Jim Elliott

Laws in several states have criminalized criticizing American history, even when that history contains criminal acts. It is sort of like putting a happy face on American history.

Look, I love my country, warts and all. I love it because, since her inception, she has offered the promise of hope, a promise of a better life for her citizens, a new way of treating citizens. She still offers that promise and, in fits and starts, fulfills those hopes, but to imagine that you can have a great nation, in Lincoln’s words, “…conceived in liberty and dedicated to the proposition that all men are created equal” without looking backward at our dark side is unproductive. It is like forgiving the sinner who doesn’t acknowledge sinning.

Nikky Haley’s simplistic answer when asked about the causes of the civil war was an example of sanitizing history according to the gospel of Ron DeSantis: that there was a political division in the nation caused by economic differences between the northern and southern states and how it was feared that action by the federal government would affect the economies in the southern states.

OK, but those southern economies were based on slave labor. There is no doubt in the historical record of that. You can have your own opinion about slavery being OK, but you can’t ignore its existence.

No, Haley’s error was in following the DeSantis doctrine that any criticism of America is wrong and that anything that might cause an individual to feel “discomfort, guilt or anguish” because of their skin color (in this case, white) by talking about historical facts like slavery and Jim Crow segregation was, on its face, a cop-out.

Bad stuff has happened in America since our beginnings. It is still happening, but it can still be addressed and fixed by talking about it.

Truth, currently relegated more to opinion than to fact, is an important starting point from which to build. You build on a rock foundation of facts rather than the shifting sands of relative truths.

So, to censor speech about historical facts by making it criminal to teach them is bogus and destructive to building a strong America. In the South today, men and women of color and no color have lunch together in restaurants, sitting at the same table in friendship.

In the South of the 1960s, state laws prohibited them from even being in the same room! Why not talk about that progress? Because to talk about it implies that something was wrong at one time in America, and in certain political circles that is “uncomfortable.” Discomfort is part of life.

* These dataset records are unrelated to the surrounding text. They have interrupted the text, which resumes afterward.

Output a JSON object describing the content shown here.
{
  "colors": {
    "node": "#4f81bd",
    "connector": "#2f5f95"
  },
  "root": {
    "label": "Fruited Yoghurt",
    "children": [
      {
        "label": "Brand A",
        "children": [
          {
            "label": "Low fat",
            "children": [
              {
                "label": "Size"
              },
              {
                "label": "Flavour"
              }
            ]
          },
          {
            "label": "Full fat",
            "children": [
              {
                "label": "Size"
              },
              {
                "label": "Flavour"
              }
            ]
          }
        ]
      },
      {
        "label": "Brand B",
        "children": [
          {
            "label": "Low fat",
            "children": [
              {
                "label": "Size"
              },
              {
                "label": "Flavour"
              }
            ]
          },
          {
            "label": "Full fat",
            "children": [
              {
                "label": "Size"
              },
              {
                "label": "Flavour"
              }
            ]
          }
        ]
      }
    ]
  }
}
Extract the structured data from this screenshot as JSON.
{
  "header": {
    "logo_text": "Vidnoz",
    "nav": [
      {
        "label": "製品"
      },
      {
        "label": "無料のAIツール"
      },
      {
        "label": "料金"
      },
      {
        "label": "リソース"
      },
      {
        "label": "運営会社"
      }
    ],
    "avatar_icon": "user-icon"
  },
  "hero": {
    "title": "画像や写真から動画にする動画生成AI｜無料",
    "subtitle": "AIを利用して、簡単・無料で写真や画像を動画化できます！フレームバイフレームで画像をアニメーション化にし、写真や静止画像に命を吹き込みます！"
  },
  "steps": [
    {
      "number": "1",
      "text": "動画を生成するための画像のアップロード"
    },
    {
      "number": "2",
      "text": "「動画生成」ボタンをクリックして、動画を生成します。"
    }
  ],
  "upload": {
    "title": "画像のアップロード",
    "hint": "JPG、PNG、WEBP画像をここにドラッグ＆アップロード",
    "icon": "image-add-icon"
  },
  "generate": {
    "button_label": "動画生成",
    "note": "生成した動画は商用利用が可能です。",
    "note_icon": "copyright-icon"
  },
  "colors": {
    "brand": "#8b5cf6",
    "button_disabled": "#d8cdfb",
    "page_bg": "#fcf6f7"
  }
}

Physical discomfort tells us that we are sick. Emotional discomfort tells us that we may be doing something wrong.

Freedom of speech is one of the bedrock principles of our nation. Consider why it was so important when the Bill of Rights was written: in 1734 the British governor of the colony of New York, William Cosby, sued a New York newspaper for libel because it had published an article criticizing Cosby’s government. Consider why it is important now from a conservative standpoint: the Supreme Court recently decided that a Colorado website designer did not have to work for people with whose lifestyle philosophy he disagreed.

Nor does dictating acceptable speech do anything to change a situation. For centuries laws of various nations have sought to ban homosexual behavior without any change in the incidence of that behavior. “Don’t Say Gay” laws will not change it either. Not talking about racism will not erase it from our past, especially among those whose families experienced it.

On the last day of this year, I visited the Liberty Bell and Independence Hall in Philadelphia. I was struck by the number of Hispanic and Middle Eastern people paying homage to America at those shrines of American Liberty. Thes were people of the type recently described by former President Trump as “poisoning our blood.”

America was built on a principle yet to be fully realized, but forever striving, to fulfill the dream of the equality of humankind. We are better off because of every man, woman, and child who has come to our shores hoping for a new life.

Montana Viewpoint has appeared in weekly and online newspapers across Montana for over 25 years. Jim Elliott served sixteen years in the Montana Legislature as a state representative and state senator. He lives on his ranch in Trout Creek.